=== Record set ===

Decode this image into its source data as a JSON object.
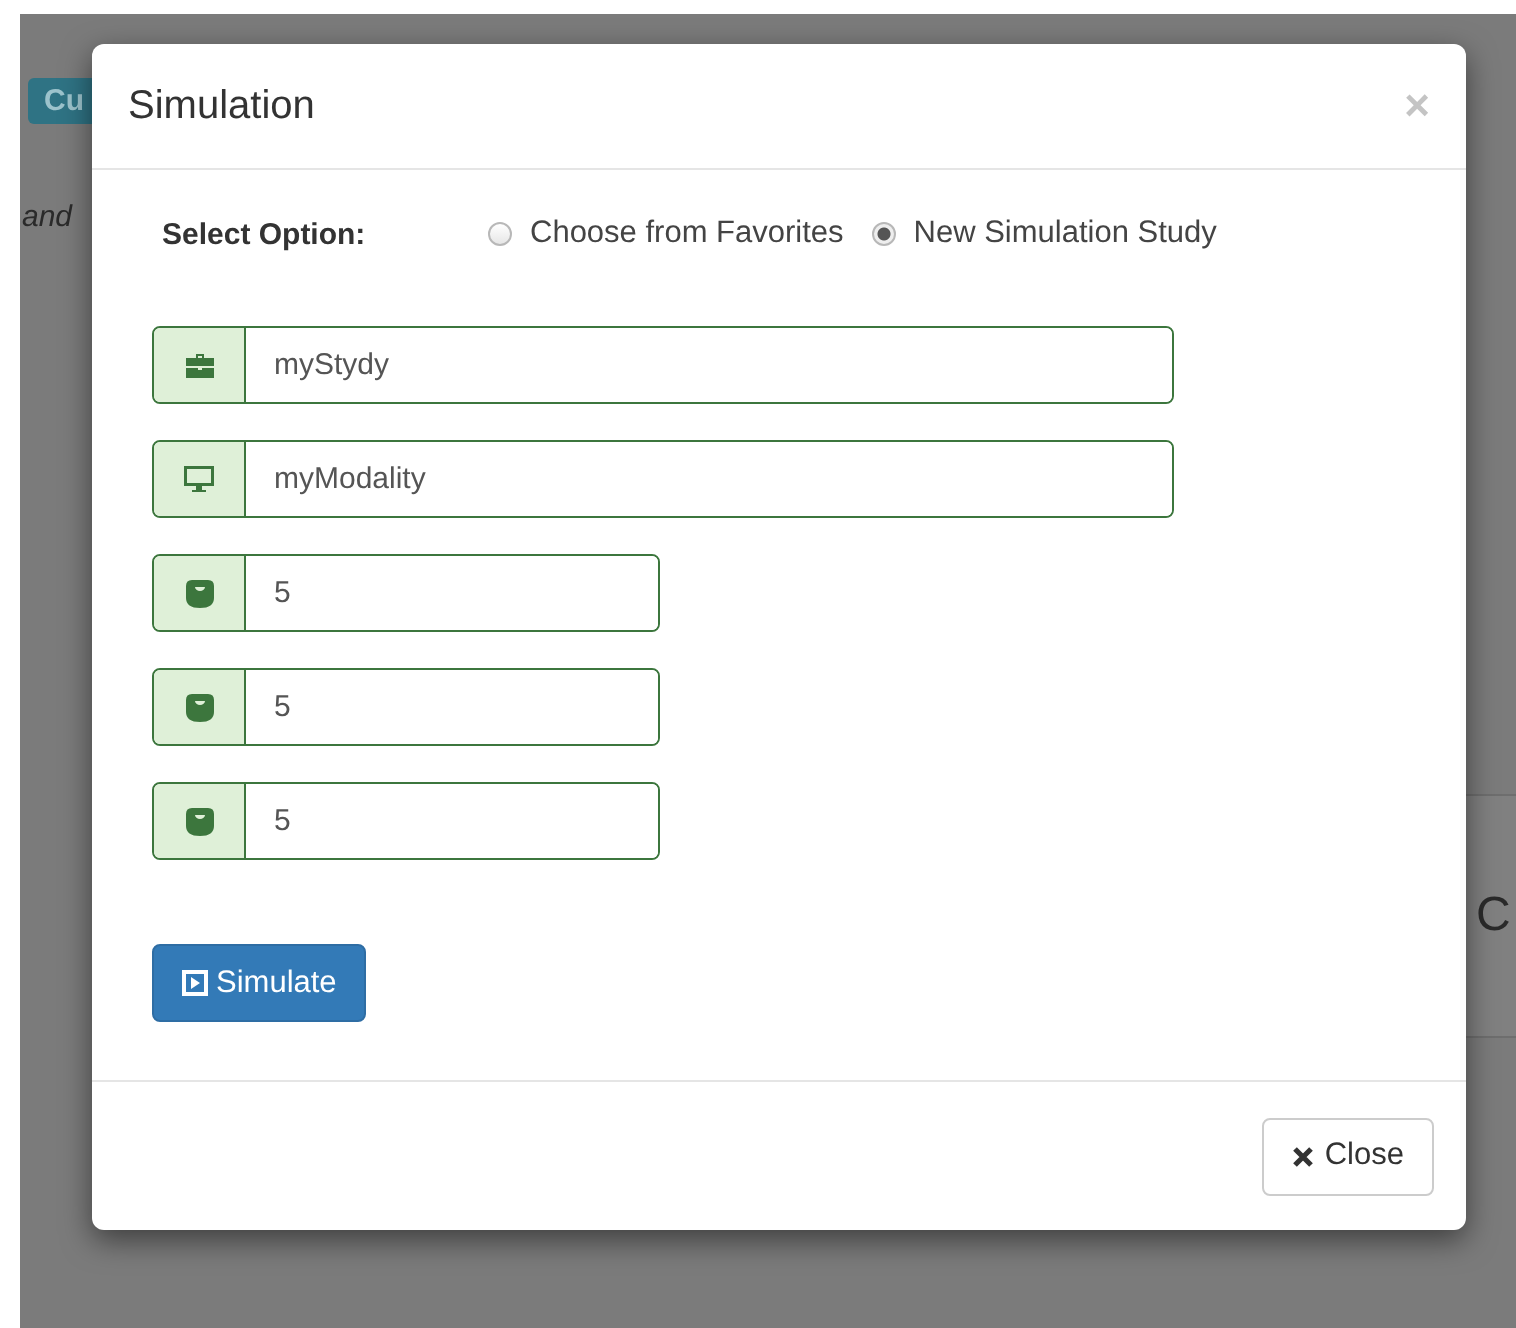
{
  "background": {
    "badge": "Cu",
    "text": "and",
    "heading": "C"
  },
  "dialog": {
    "title": "Simulation",
    "close_symbol": "×",
    "option_label": "Select Option:",
    "options": [
      {
        "label": "Choose from Favorites",
        "selected": false
      },
      {
        "label": "New Simulation Study",
        "selected": true
      }
    ],
    "fields": [
      {
        "kind": "study",
        "value": "myStydy",
        "wide": true
      },
      {
        "kind": "modality",
        "value": "myModality",
        "wide": true
      },
      {
        "kind": "gauge",
        "value": "5",
        "wide": false
      },
      {
        "kind": "gauge",
        "value": "5",
        "wide": false
      },
      {
        "kind": "gauge",
        "value": "5",
        "wide": false
      }
    ],
    "simulate_button": "Simulate",
    "close_button": "Close"
  }
}
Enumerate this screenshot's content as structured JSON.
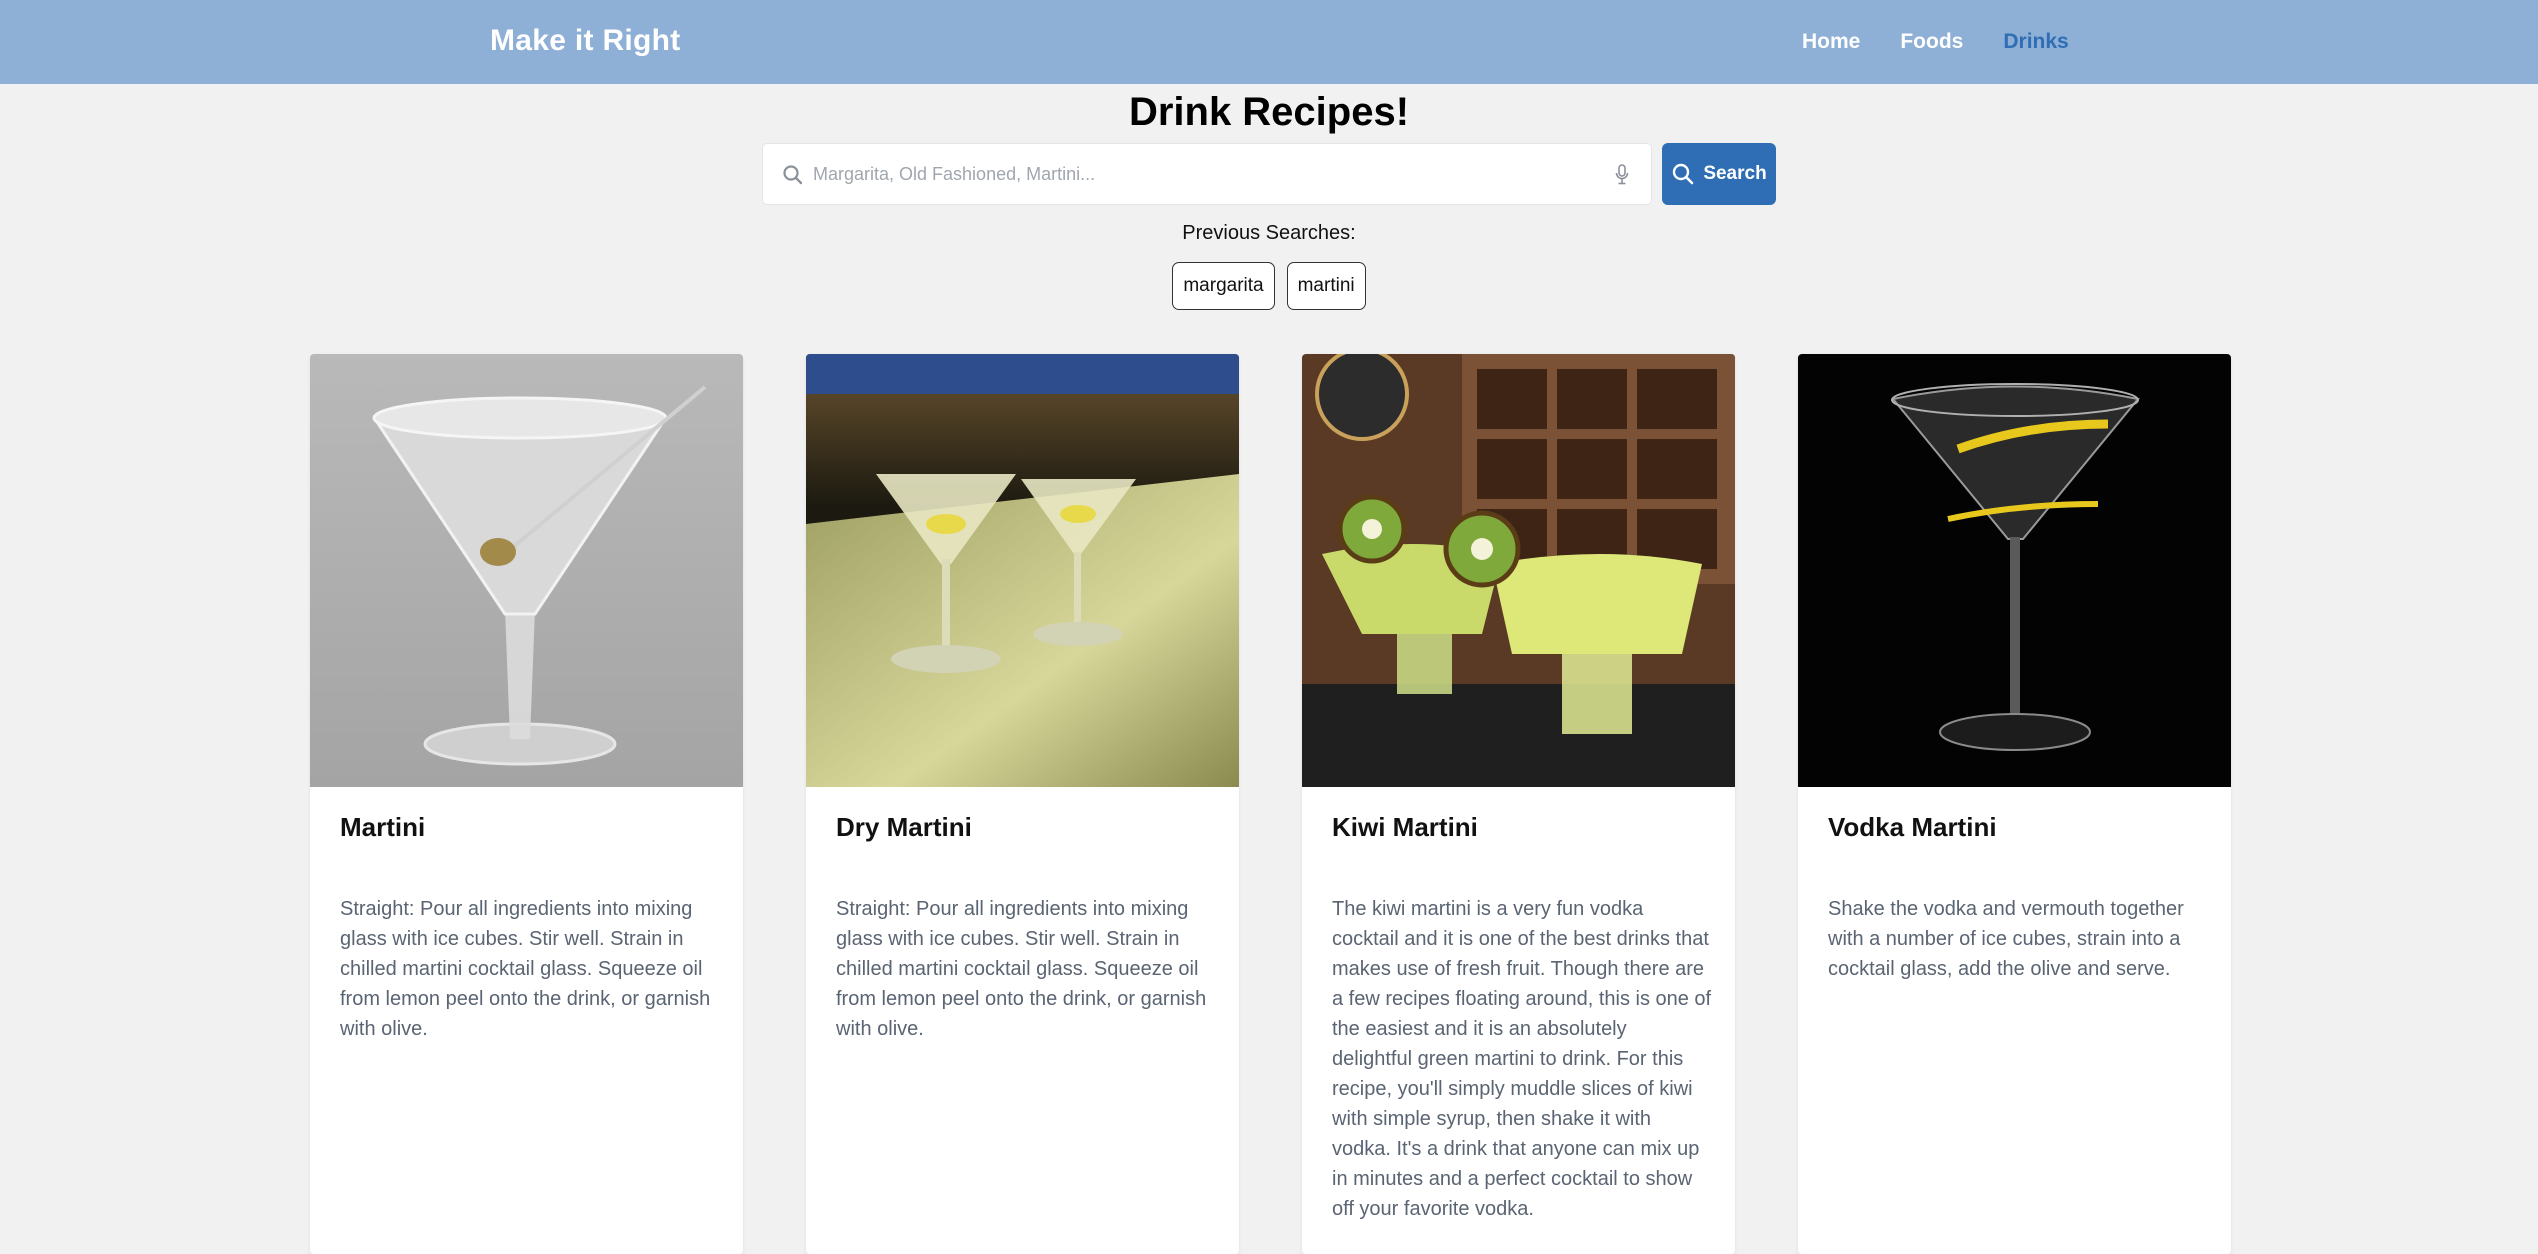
{
  "navbar": {
    "brand": "Make it Right",
    "links": [
      {
        "label": "Home",
        "active": false
      },
      {
        "label": "Foods",
        "active": false
      },
      {
        "label": "Drinks",
        "active": true
      }
    ],
    "background_color": "#8fb0d6",
    "active_color": "#2f6eb4"
  },
  "page": {
    "title": "Drink Recipes!"
  },
  "search": {
    "placeholder": "Margarita, Old Fashioned, Martini...",
    "value": "",
    "button_label": "Search",
    "search_icon": "search-icon",
    "mic_icon": "microphone-icon"
  },
  "previous_searches": {
    "label": "Previous Searches:",
    "items": [
      "margarita",
      "martini"
    ]
  },
  "recipes": [
    {
      "name": "Martini",
      "description": "Straight: Pour all ingredients into mixing glass with ice cubes. Stir well. Strain in chilled martini cocktail glass. Squeeze oil from lemon peel onto the drink, or garnish with olive."
    },
    {
      "name": "Dry Martini",
      "description": "Straight: Pour all ingredients into mixing glass with ice cubes. Stir well. Strain in chilled martini cocktail glass. Squeeze oil from lemon peel onto the drink, or garnish with olive."
    },
    {
      "name": "Kiwi Martini",
      "description": "The kiwi martini is a very fun vodka cocktail and it is one of the best drinks that makes use of fresh fruit. Though there are a few recipes floating around, this is one of the easiest and it is an absolutely delightful green martini to drink. For this recipe, you'll simply muddle slices of kiwi with simple syrup, then shake it with vodka. It's a drink that anyone can mix up in minutes and a perfect cocktail to show off your favorite vodka."
    },
    {
      "name": "Vodka Martini",
      "description": "Shake the vodka and vermouth together with a number of ice cubes, strain into a cocktail glass, add the olive and serve."
    }
  ]
}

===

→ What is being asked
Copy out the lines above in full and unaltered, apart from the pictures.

→ Written response
Decode this image into its source data as a JSON object.
{
  "background": {
    "badge": "Cu",
    "text": "and",
    "heading": "C"
  },
  "dialog": {
    "title": "Simulation",
    "close_symbol": "×",
    "option_label": "Select Option:",
    "options": [
      {
        "label": "Choose from Favorites",
        "selected": false
      },
      {
        "label": "New Simulation Study",
        "selected": true
      }
    ],
    "fields": [
      {
        "kind": "study",
        "value": "myStydy",
        "wide": true
      },
      {
        "kind": "modality",
        "value": "myModality",
        "wide": true
      },
      {
        "kind": "gauge",
        "value": "5",
        "wide": false
      },
      {
        "kind": "gauge",
        "value": "5",
        "wide": false
      },
      {
        "kind": "gauge",
        "value": "5",
        "wide": false
      }
    ],
    "simulate_button": "Simulate",
    "close_button": "Close"
  }
}
Enumerate this screenshot's content as structured JSON.
{
  "navbar": {
    "brand": "Make it Right",
    "links": [
      {
        "label": "Home",
        "active": false
      },
      {
        "label": "Foods",
        "active": false
      },
      {
        "label": "Drinks",
        "active": true
      }
    ],
    "background_color": "#8fb0d6",
    "active_color": "#2f6eb4"
  },
  "page": {
    "title": "Drink Recipes!"
  },
  "search": {
    "placeholder": "Margarita, Old Fashioned, Martini...",
    "value": "",
    "button_label": "Search",
    "search_icon": "search-icon",
    "mic_icon": "microphone-icon"
  },
  "previous_searches": {
    "label": "Previous Searches:",
    "items": [
      "margarita",
      "martini"
    ]
  },
  "recipes": [
    {
      "name": "Martini",
      "description": "Straight: Pour all ingredients into mixing glass with ice cubes. Stir well. Strain in chilled martini cocktail glass. Squeeze oil from lemon peel onto the drink, or garnish with olive."
    },
    {
      "name": "Dry Martini",
      "description": "Straight: Pour all ingredients into mixing glass with ice cubes. Stir well. Strain in chilled martini cocktail glass. Squeeze oil from lemon peel onto the drink, or garnish with olive."
    },
    {
      "name": "Kiwi Martini",
      "description": "The kiwi martini is a very fun vodka cocktail and it is one of the best drinks that makes use of fresh fruit. Though there are a few recipes floating around, this is one of the easiest and it is an absolutely delightful green martini to drink. For this recipe, you'll simply muddle slices of kiwi with simple syrup, then shake it with vodka. It's a drink that anyone can mix up in minutes and a perfect cocktail to show off your favorite vodka."
    },
    {
      "name": "Vodka Martini",
      "description": "Shake the vodka and vermouth together with a number of ice cubes, strain into a cocktail glass, add the olive and serve."
    }
  ]
}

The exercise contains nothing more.